Excerpts from an interface dataset ::

::::

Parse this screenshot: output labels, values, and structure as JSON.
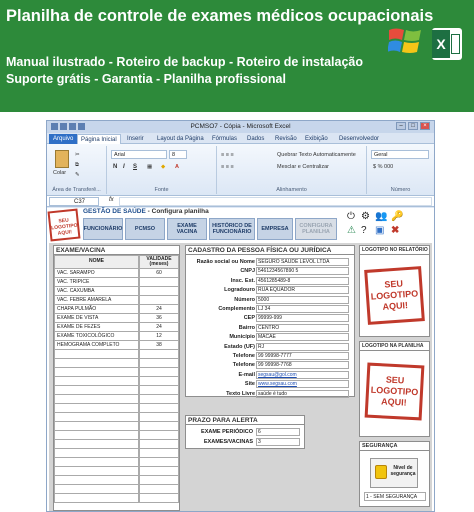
{
  "banner": {
    "title": "Planilha de controle de exames médicos ocupacionais",
    "line1": "Manual ilustrado - Roteiro de backup - Roteiro de instalação",
    "line2": "Suporte grátis - Garantia - Planilha profissional",
    "logos": [
      "windows-logo",
      "excel-logo"
    ]
  },
  "excel": {
    "window_title": "PCMSO7 - Cópia - Microsoft Excel",
    "tabs": [
      "Arquivo",
      "Página Inicial",
      "Inserir",
      "Layout da Página",
      "Fórmulas",
      "Dados",
      "Revisão",
      "Exibição",
      "Desenvolvedor"
    ],
    "active_tab": "Página Inicial",
    "ribbon": {
      "paste": "Colar",
      "font_name": "Arial",
      "font_size": "8",
      "clipboard_label": "Área de Transferê...",
      "font_label": "Fonte",
      "alignment_label": "Alinhamento",
      "number_label": "Número",
      "wrap_text": "Quebrar Texto Automaticamente",
      "merge_center": "Mesclar e Centralizar",
      "number_format": "Geral",
      "bold": "N",
      "italic": "I",
      "underline": "S"
    },
    "name_box": "C37",
    "fx": "fx"
  },
  "app": {
    "logo_text": "SEU LOGOTIPO AQUI!",
    "header_title": "GESTÃO DE SAÚDE",
    "header_sub": "- Configura planilha",
    "nav": [
      {
        "label": "FUNCIONÁRIO",
        "disabled": false
      },
      {
        "label": "PCMSO",
        "disabled": false
      },
      {
        "label": "EXAME VACINA",
        "disabled": false
      },
      {
        "label": "HISTÓRICO DE FUNCIONÁRIO",
        "disabled": false
      },
      {
        "label": "EMPRESA",
        "disabled": false
      },
      {
        "label": "CONFIGURA PLANILHA",
        "disabled": true
      }
    ],
    "exam": {
      "title": "EXAME/VACINA",
      "col_name": "NOME",
      "col_validity": "VALIDADE (meses)",
      "rows": [
        {
          "name": "VAC. SARAMPO",
          "validity": "60"
        },
        {
          "name": "VAC. TRIPICE",
          "validity": ""
        },
        {
          "name": "VAC. CAXUMBA",
          "validity": ""
        },
        {
          "name": "VAC. FEBRE AMARELA",
          "validity": ""
        },
        {
          "name": "CHAPA PULMÃO",
          "validity": "24"
        },
        {
          "name": "EXAME DE VISTA",
          "validity": "36"
        },
        {
          "name": "EXAME DE FEZES",
          "validity": "24"
        },
        {
          "name": "EXAME TOXICOLÓGICO",
          "validity": "12"
        },
        {
          "name": "HEMOGRAMA COMPLETO",
          "validity": "38"
        },
        {
          "name": "",
          "validity": ""
        },
        {
          "name": "",
          "validity": ""
        },
        {
          "name": "",
          "validity": ""
        },
        {
          "name": "",
          "validity": ""
        },
        {
          "name": "",
          "validity": ""
        },
        {
          "name": "",
          "validity": ""
        },
        {
          "name": "",
          "validity": ""
        },
        {
          "name": "",
          "validity": ""
        },
        {
          "name": "",
          "validity": ""
        },
        {
          "name": "",
          "validity": ""
        },
        {
          "name": "",
          "validity": ""
        },
        {
          "name": "",
          "validity": ""
        },
        {
          "name": "",
          "validity": ""
        },
        {
          "name": "",
          "validity": ""
        },
        {
          "name": "",
          "validity": ""
        },
        {
          "name": "",
          "validity": ""
        },
        {
          "name": "",
          "validity": ""
        }
      ]
    },
    "cadastro": {
      "title": "CADASTRO DA PESSOA FÍSICA OU JURÍDICA",
      "fields": [
        {
          "label": "Razão social ou Nome",
          "value": "SEGURO SAÚDE LEVOL LTDA",
          "link": false
        },
        {
          "label": "CNPJ",
          "value": "5461234567890 5",
          "link": false
        },
        {
          "label": "Insc. Est.",
          "value": "4561285489-8",
          "link": false
        },
        {
          "label": "Logradouro",
          "value": "RUA EQUADOR",
          "link": false
        },
        {
          "label": "Número",
          "value": "5000",
          "link": false
        },
        {
          "label": "Complemento",
          "value": "LJ 34",
          "link": false
        },
        {
          "label": "CEP",
          "value": "99999-999",
          "link": false
        },
        {
          "label": "Bairro",
          "value": "CENTRO",
          "link": false
        },
        {
          "label": "Município",
          "value": "MACAÉ",
          "link": false
        },
        {
          "label": "Estado (UF)",
          "value": "RJ",
          "link": false
        },
        {
          "label": "Telefone",
          "value": "99 99998-7777",
          "link": false
        },
        {
          "label": "Telefone",
          "value": "99 99998-7768",
          "link": false
        },
        {
          "label": "E-mail",
          "value": "segsau@gol.com",
          "link": true
        },
        {
          "label": "Site",
          "value": "www.segsau.com",
          "link": true
        },
        {
          "label": "Texto Livre",
          "value": "saúde é tudo",
          "link": false
        }
      ]
    },
    "prazo": {
      "title": "PRAZO PARA ALERTA",
      "fields": [
        {
          "label": "EXAME PERIÓDICO",
          "value": "6"
        },
        {
          "label": "EXAMES/VACINAS",
          "value": "3"
        }
      ]
    },
    "logo_report": {
      "title": "LOGOTIPO NO RELATÓRIO",
      "text": "SEU LOGOTIPO AQUI!"
    },
    "logo_sheet": {
      "title": "LOGOTIPO NA PLANILHA",
      "text": "SEU LOGOTIPO AQUI!"
    },
    "security": {
      "title": "SEGURANÇA",
      "lock_text": "Nível de segurança",
      "value": "1 - SEM SEGURANÇA"
    }
  }
}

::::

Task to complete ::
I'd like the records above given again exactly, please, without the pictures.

Answer to this exercise ::
Parse this screenshot: output labels, values, and structure as JSON.
{
  "banner": {
    "title": "Planilha de controle de exames médicos ocupacionais",
    "line1": "Manual ilustrado - Roteiro de backup - Roteiro de instalação",
    "line2": "Suporte grátis - Garantia - Planilha profissional",
    "logos": [
      "windows-logo",
      "excel-logo"
    ]
  },
  "excel": {
    "window_title": "PCMSO7 - Cópia - Microsoft Excel",
    "tabs": [
      "Arquivo",
      "Página Inicial",
      "Inserir",
      "Layout da Página",
      "Fórmulas",
      "Dados",
      "Revisão",
      "Exibição",
      "Desenvolvedor"
    ],
    "active_tab": "Página Inicial",
    "ribbon": {
      "paste": "Colar",
      "font_name": "Arial",
      "font_size": "8",
      "clipboard_label": "Área de Transferê...",
      "font_label": "Fonte",
      "alignment_label": "Alinhamento",
      "number_label": "Número",
      "wrap_text": "Quebrar Texto Automaticamente",
      "merge_center": "Mesclar e Centralizar",
      "number_format": "Geral",
      "bold": "N",
      "italic": "I",
      "underline": "S"
    },
    "name_box": "C37",
    "fx": "fx"
  },
  "app": {
    "logo_text": "SEU LOGOTIPO AQUI!",
    "header_title": "GESTÃO DE SAÚDE",
    "header_sub": "- Configura planilha",
    "nav": [
      {
        "label": "FUNCIONÁRIO",
        "disabled": false
      },
      {
        "label": "PCMSO",
        "disabled": false
      },
      {
        "label": "EXAME VACINA",
        "disabled": false
      },
      {
        "label": "HISTÓRICO DE FUNCIONÁRIO",
        "disabled": false
      },
      {
        "label": "EMPRESA",
        "disabled": false
      },
      {
        "label": "CONFIGURA PLANILHA",
        "disabled": true
      }
    ],
    "exam": {
      "title": "EXAME/VACINA",
      "col_name": "NOME",
      "col_validity": "VALIDADE (meses)",
      "rows": [
        {
          "name": "VAC. SARAMPO",
          "validity": "60"
        },
        {
          "name": "VAC. TRIPICE",
          "validity": ""
        },
        {
          "name": "VAC. CAXUMBA",
          "validity": ""
        },
        {
          "name": "VAC. FEBRE AMARELA",
          "validity": ""
        },
        {
          "name": "CHAPA PULMÃO",
          "validity": "24"
        },
        {
          "name": "EXAME DE VISTA",
          "validity": "36"
        },
        {
          "name": "EXAME DE FEZES",
          "validity": "24"
        },
        {
          "name": "EXAME TOXICOLÓGICO",
          "validity": "12"
        },
        {
          "name": "HEMOGRAMA COMPLETO",
          "validity": "38"
        },
        {
          "name": "",
          "validity": ""
        },
        {
          "name": "",
          "validity": ""
        },
        {
          "name": "",
          "validity": ""
        },
        {
          "name": "",
          "validity": ""
        },
        {
          "name": "",
          "validity": ""
        },
        {
          "name": "",
          "validity": ""
        },
        {
          "name": "",
          "validity": ""
        },
        {
          "name": "",
          "validity": ""
        },
        {
          "name": "",
          "validity": ""
        },
        {
          "name": "",
          "validity": ""
        },
        {
          "name": "",
          "validity": ""
        },
        {
          "name": "",
          "validity": ""
        },
        {
          "name": "",
          "validity": ""
        },
        {
          "name": "",
          "validity": ""
        },
        {
          "name": "",
          "validity": ""
        },
        {
          "name": "",
          "validity": ""
        },
        {
          "name": "",
          "validity": ""
        }
      ]
    },
    "cadastro": {
      "title": "CADASTRO DA PESSOA FÍSICA OU JURÍDICA",
      "fields": [
        {
          "label": "Razão social ou Nome",
          "value": "SEGURO SAÚDE LEVOL LTDA",
          "link": false
        },
        {
          "label": "CNPJ",
          "value": "5461234567890 5",
          "link": false
        },
        {
          "label": "Insc. Est.",
          "value": "4561285489-8",
          "link": false
        },
        {
          "label": "Logradouro",
          "value": "RUA EQUADOR",
          "link": false
        },
        {
          "label": "Número",
          "value": "5000",
          "link": false
        },
        {
          "label": "Complemento",
          "value": "LJ 34",
          "link": false
        },
        {
          "label": "CEP",
          "value": "99999-999",
          "link": false
        },
        {
          "label": "Bairro",
          "value": "CENTRO",
          "link": false
        },
        {
          "label": "Município",
          "value": "MACAÉ",
          "link": false
        },
        {
          "label": "Estado (UF)",
          "value": "RJ",
          "link": false
        },
        {
          "label": "Telefone",
          "value": "99 99998-7777",
          "link": false
        },
        {
          "label": "Telefone",
          "value": "99 99998-7768",
          "link": false
        },
        {
          "label": "E-mail",
          "value": "segsau@gol.com",
          "link": true
        },
        {
          "label": "Site",
          "value": "www.segsau.com",
          "link": true
        },
        {
          "label": "Texto Livre",
          "value": "saúde é tudo",
          "link": false
        }
      ]
    },
    "prazo": {
      "title": "PRAZO PARA ALERTA",
      "fields": [
        {
          "label": "EXAME PERIÓDICO",
          "value": "6"
        },
        {
          "label": "EXAMES/VACINAS",
          "value": "3"
        }
      ]
    },
    "logo_report": {
      "title": "LOGOTIPO NO RELATÓRIO",
      "text": "SEU LOGOTIPO AQUI!"
    },
    "logo_sheet": {
      "title": "LOGOTIPO NA PLANILHA",
      "text": "SEU LOGOTIPO AQUI!"
    },
    "security": {
      "title": "SEGURANÇA",
      "lock_text": "Nível de segurança",
      "value": "1 - SEM SEGURANÇA"
    }
  }
}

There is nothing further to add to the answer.